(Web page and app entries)
- Opening Delimiter -

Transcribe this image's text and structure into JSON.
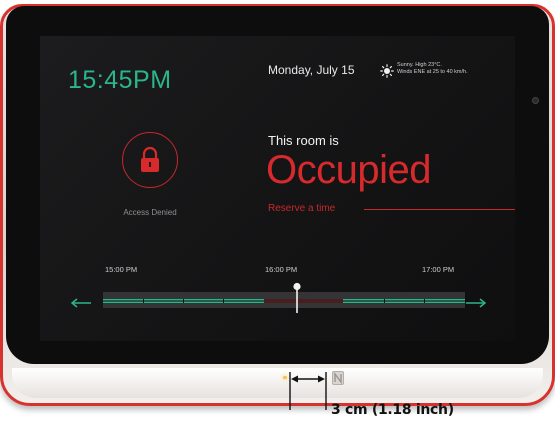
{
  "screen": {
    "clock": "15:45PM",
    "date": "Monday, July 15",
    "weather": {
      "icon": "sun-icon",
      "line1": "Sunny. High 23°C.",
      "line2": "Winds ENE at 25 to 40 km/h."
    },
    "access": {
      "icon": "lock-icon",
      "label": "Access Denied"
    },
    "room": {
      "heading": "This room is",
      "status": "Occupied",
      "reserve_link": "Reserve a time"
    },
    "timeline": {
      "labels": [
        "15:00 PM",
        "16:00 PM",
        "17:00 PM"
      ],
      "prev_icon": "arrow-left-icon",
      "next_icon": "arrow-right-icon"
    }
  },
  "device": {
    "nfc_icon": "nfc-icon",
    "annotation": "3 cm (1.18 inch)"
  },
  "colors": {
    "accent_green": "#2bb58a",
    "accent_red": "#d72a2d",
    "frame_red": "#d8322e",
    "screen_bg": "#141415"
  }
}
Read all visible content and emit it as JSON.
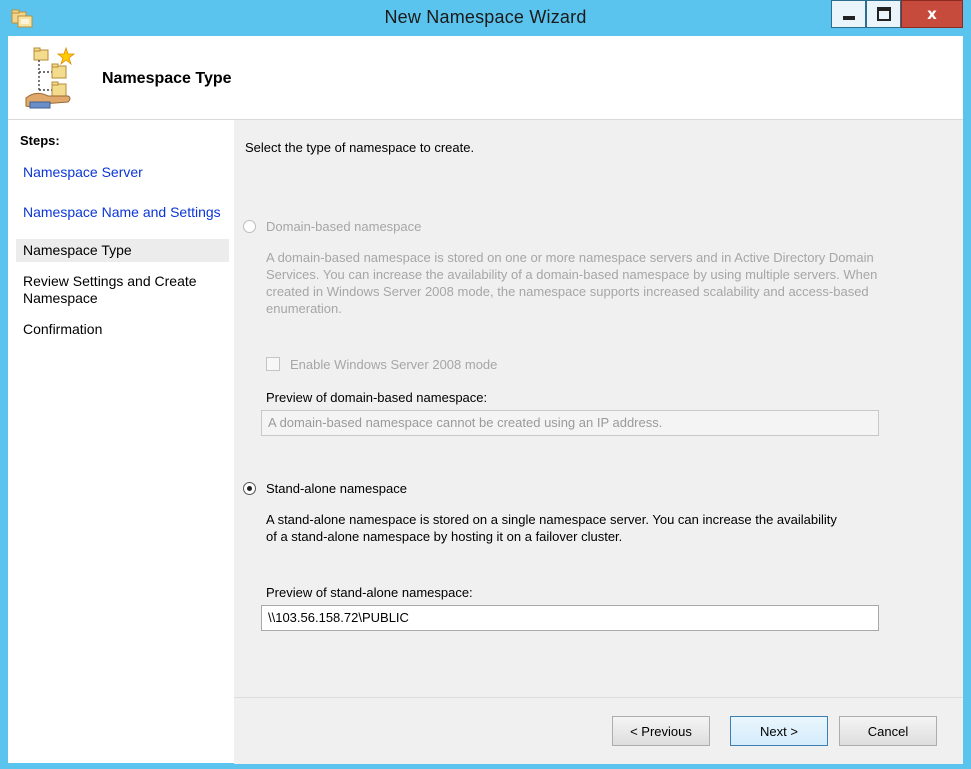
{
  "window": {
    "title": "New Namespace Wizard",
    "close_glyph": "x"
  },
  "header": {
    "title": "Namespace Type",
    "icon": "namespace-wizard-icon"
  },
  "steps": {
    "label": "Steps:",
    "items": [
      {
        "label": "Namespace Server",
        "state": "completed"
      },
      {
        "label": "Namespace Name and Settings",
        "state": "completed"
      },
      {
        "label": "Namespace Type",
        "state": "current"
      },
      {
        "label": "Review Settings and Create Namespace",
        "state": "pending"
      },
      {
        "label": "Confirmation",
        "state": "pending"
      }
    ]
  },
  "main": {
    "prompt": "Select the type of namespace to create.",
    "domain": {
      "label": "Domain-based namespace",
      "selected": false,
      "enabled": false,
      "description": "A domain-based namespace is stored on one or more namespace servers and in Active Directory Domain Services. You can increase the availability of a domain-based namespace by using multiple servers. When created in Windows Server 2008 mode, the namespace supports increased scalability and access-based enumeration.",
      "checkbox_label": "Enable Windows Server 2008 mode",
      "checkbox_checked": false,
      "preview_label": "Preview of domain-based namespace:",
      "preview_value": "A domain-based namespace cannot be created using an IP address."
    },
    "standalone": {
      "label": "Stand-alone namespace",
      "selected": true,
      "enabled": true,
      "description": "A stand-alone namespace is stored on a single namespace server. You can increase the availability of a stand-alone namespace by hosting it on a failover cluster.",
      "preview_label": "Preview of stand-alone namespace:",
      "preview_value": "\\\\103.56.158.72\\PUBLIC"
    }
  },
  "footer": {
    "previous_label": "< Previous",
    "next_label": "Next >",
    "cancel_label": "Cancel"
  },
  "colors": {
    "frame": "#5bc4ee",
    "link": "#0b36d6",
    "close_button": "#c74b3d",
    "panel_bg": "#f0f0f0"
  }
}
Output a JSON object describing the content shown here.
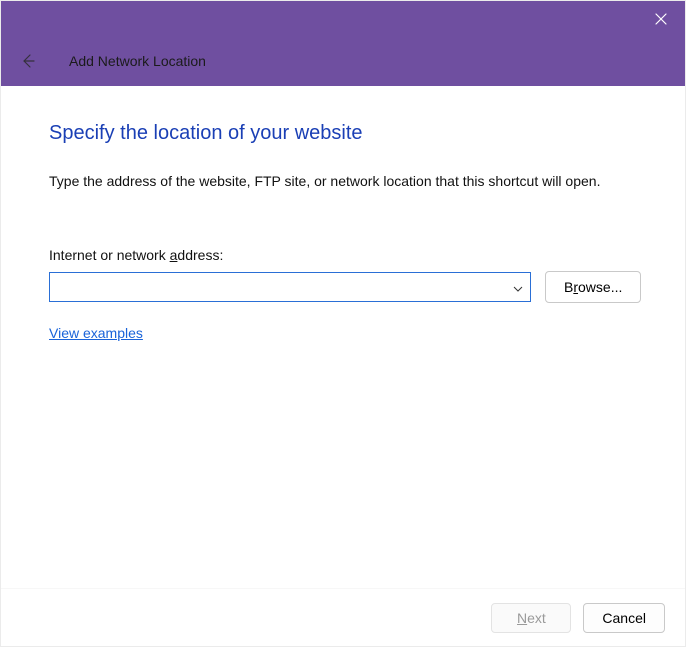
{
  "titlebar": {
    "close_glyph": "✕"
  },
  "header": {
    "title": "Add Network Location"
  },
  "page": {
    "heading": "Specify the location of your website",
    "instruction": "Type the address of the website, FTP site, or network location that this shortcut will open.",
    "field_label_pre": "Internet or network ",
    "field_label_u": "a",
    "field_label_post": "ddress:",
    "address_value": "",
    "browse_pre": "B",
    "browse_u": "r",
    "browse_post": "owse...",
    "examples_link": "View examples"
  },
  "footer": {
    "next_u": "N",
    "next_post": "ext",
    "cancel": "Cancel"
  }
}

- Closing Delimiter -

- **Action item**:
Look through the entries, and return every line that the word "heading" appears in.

- **Answer box**:
      "heading": "This room is",
    "heading": "Specify the location of your website",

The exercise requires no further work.